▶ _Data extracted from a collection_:
====

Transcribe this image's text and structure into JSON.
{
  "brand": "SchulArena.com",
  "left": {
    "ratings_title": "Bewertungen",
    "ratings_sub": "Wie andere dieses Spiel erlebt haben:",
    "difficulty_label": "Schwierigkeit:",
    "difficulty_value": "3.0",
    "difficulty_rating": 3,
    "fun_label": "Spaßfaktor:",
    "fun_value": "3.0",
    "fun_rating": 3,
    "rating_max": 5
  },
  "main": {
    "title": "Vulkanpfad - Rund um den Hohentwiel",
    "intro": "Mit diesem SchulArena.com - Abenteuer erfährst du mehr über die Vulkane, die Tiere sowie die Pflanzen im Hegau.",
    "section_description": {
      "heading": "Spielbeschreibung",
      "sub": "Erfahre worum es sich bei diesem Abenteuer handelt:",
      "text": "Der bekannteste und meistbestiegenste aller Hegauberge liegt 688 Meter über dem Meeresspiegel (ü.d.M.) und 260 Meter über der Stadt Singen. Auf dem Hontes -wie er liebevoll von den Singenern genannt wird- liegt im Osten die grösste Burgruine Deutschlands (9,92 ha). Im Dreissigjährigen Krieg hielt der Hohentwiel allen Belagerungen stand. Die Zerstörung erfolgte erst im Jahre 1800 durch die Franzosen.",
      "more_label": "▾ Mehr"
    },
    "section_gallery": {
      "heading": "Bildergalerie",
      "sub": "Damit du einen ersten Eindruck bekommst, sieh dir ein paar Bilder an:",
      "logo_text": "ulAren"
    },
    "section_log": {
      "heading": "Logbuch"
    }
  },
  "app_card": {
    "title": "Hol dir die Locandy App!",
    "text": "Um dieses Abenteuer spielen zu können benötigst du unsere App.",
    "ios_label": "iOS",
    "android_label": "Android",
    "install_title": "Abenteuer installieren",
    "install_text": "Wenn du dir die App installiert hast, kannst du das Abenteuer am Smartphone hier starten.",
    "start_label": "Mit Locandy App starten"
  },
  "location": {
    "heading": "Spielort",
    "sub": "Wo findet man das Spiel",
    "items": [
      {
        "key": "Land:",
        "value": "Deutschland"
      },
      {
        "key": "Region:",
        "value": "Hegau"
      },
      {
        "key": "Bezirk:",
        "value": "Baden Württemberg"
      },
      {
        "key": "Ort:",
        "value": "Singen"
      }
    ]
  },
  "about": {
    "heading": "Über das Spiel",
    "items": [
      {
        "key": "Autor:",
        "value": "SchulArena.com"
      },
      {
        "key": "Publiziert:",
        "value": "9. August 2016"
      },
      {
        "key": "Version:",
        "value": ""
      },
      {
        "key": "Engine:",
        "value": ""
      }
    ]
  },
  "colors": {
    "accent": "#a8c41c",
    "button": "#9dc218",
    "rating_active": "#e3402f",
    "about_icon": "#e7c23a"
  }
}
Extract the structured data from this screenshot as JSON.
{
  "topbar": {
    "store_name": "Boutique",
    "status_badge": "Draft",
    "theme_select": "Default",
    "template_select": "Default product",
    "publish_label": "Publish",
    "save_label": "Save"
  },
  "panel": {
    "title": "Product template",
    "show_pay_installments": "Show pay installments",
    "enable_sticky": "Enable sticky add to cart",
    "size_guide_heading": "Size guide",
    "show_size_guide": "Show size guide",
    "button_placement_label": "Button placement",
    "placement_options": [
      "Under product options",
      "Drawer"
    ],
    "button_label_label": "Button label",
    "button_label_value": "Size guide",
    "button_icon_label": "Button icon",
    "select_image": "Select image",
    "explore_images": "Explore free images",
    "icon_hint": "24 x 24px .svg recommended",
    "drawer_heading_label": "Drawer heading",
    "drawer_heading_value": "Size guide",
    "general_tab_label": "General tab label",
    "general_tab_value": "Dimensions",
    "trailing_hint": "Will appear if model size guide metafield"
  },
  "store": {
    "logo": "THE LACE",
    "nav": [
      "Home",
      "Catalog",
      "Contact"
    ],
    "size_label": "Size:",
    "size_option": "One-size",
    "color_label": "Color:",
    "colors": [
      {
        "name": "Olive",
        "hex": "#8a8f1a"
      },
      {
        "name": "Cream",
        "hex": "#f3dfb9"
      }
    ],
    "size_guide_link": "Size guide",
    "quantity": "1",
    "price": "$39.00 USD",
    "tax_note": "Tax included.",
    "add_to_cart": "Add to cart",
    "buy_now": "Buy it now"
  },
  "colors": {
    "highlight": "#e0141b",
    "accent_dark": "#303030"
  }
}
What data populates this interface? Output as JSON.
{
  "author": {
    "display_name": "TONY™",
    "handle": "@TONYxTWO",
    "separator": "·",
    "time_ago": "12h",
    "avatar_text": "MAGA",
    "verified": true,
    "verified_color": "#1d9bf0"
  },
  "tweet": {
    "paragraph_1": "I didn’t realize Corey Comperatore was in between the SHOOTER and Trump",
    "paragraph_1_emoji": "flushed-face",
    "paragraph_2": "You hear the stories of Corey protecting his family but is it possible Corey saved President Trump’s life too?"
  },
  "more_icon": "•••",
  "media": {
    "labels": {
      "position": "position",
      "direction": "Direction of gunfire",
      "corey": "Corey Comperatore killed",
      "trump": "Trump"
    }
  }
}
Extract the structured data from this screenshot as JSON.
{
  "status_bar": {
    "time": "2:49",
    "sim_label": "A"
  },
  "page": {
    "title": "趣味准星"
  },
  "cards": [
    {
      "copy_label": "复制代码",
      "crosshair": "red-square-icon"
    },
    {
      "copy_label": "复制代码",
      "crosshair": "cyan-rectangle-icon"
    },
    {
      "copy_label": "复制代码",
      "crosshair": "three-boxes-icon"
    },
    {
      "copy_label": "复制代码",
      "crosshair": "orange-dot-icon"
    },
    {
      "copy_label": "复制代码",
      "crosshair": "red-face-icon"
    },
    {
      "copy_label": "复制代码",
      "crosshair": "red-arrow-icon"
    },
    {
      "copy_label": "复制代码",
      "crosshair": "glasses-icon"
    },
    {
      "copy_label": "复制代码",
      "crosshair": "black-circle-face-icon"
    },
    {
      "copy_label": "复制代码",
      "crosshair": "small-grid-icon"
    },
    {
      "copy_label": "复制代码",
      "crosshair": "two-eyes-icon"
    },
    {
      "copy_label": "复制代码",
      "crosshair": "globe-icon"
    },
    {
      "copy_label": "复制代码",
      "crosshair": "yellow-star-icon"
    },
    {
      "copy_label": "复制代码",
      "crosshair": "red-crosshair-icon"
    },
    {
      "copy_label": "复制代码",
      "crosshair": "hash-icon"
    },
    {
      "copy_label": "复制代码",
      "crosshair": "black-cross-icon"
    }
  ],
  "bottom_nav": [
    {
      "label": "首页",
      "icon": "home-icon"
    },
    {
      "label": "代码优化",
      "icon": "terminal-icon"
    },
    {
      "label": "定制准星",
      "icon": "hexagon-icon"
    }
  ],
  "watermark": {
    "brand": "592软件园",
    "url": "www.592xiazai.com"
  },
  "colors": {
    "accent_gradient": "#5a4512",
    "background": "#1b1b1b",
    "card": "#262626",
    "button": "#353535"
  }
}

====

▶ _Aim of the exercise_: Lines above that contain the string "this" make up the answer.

▶ _Reply_:
Transcribe this image's text and structure into JSON.
Extract the structured data from this screenshot as JSON.
What data populates this interface? Output as JSON.
Extract the structured data from this screenshot as JSON.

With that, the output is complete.